Abstract

Jasmonates are a group of plant stress hormones, which play a role in activation of apoptosis and defense mechanisms. In vitro, it has been found that methyl jasmonate MJ induces death of lymphoma and leukemia cells by independent mechanisms involving mitochondrial damage at the level of the oxidative phosphorilation.

Since CLL is a suitable model to study the effect of MJ on circulating leukemic cells, we analyzed the in vitro apoptosis and necrosis of B-CLL cells treated with MJ by PI/ Annexin V analysis and cytotoxicity by tetrazolium-based assay (XTT test). In comparison normal lymphocytes from healthy donors were also analyzed.

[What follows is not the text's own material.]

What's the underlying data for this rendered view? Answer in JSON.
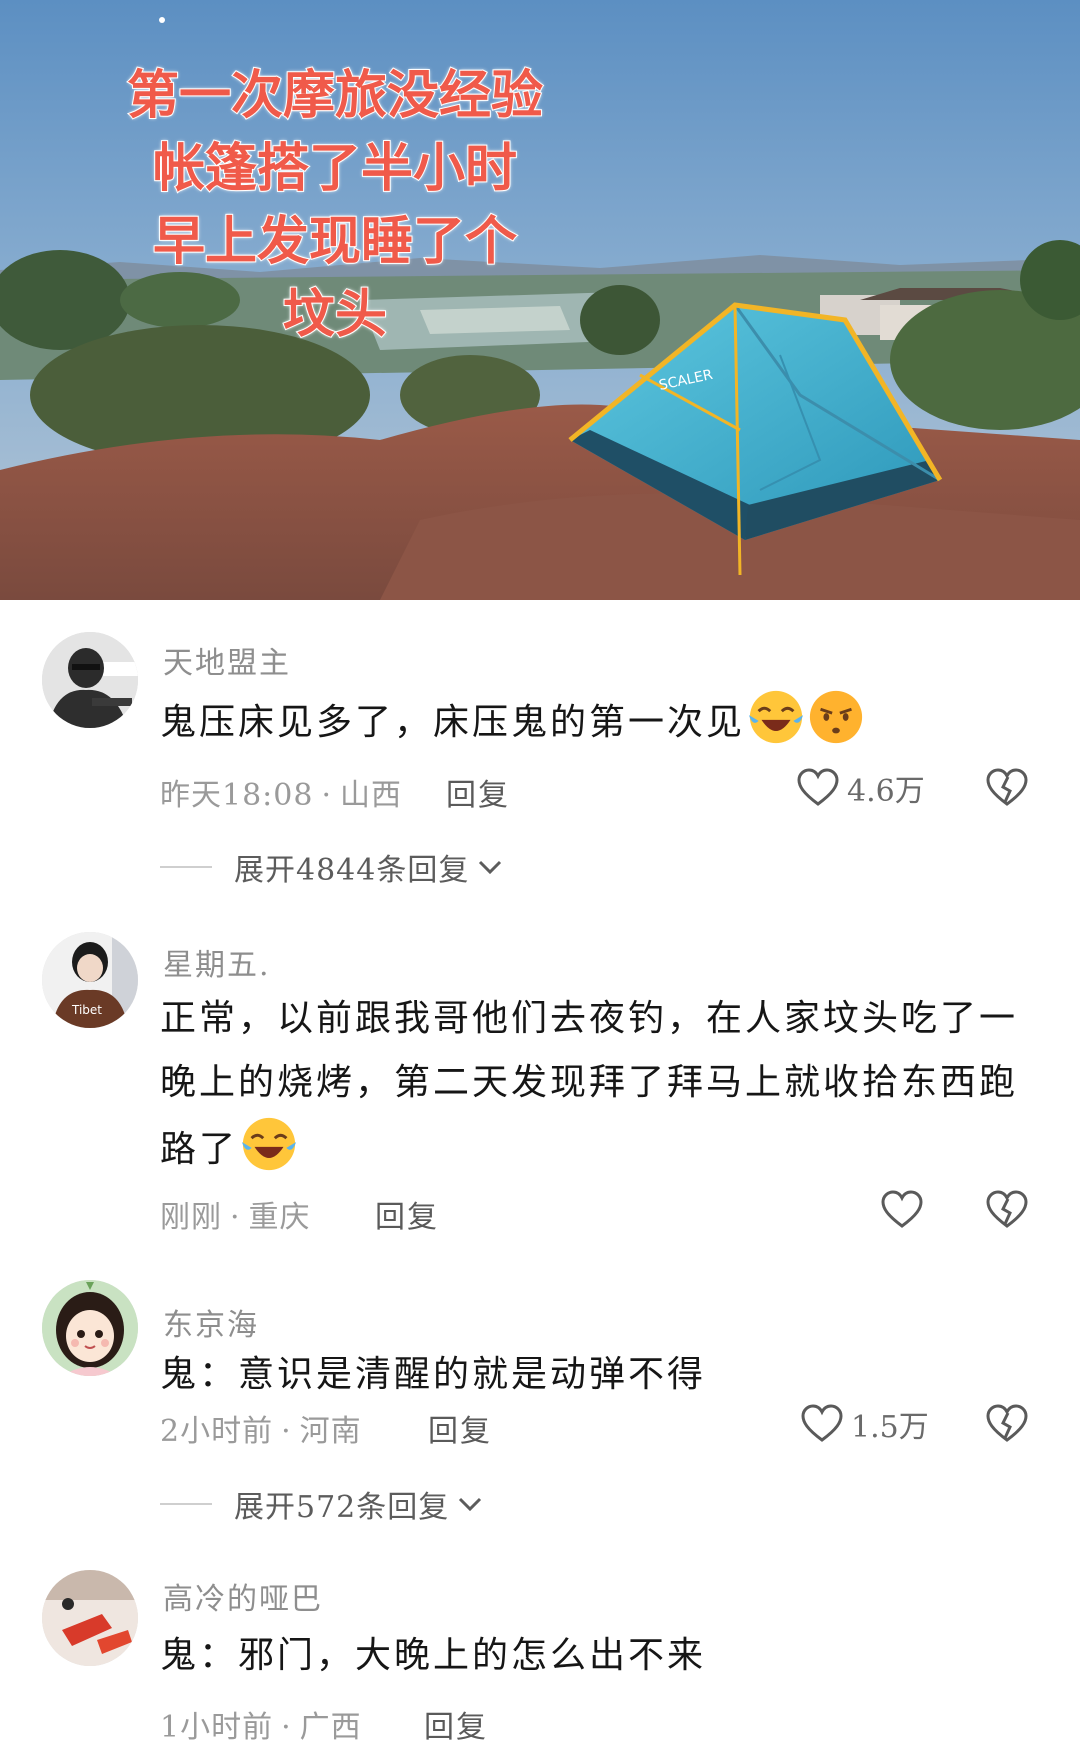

Interestingly, normal lymphocytes were not affected al all by methyl jasmonate. Blood samples from 28 CLL patients in advanced stages not treated or at least 4 weeks after cessation of treatment were selected and incubated with MJ. The proportion of cells undergoing apoptosis or necrosis following 4 hour of incubation was measured by flow cytometry and considered as positive if >35% cells death occurred. Following 24 hours incubation cells vialability was measured using XTT Cell Proliferation kit assay by Elisa. Cytotoxicity (%) was calculated by the ratio of optical density of control cells - drug-treated cells/ control cells ×100 (IC50). The titration of drug showed that 1 mM of MJ was the most effective to induce apoptosis of CLL cells and has no effect on normal lymphocytes. In 90% of samples the specific cells death tested by Annexin V was higher than 35%. A significant cytotoxicity was observed in 60% of the cases with an optimal titration of the drug for XTT test of 0.5 mM. Correlation between the two methods was found in 80% of the cases analyzed.

Previous experiments showed that MJ induces cytochrome C release selectively in mitochondria isolated from CLL cells and high glucose levels inhibit MJ-induced ATP depletion. Furthermore MJ induces mitochondrial membrane depolarization in CLL cells. Altogether these experiments showed that MJ kills B-CLL cells through an original pathway inducing bioenergitic cell collapse. The cytotoxic effect and specific cell death tested in the present analysis support the concept that MJ is a potential drug to treat B-CLL. A clinical trial is currently carried out in our Institution.

Disclosures: R.B. is working in Sepal Pharma.; Sepal Pharma for experiments.

Author notes

*

Corresponding author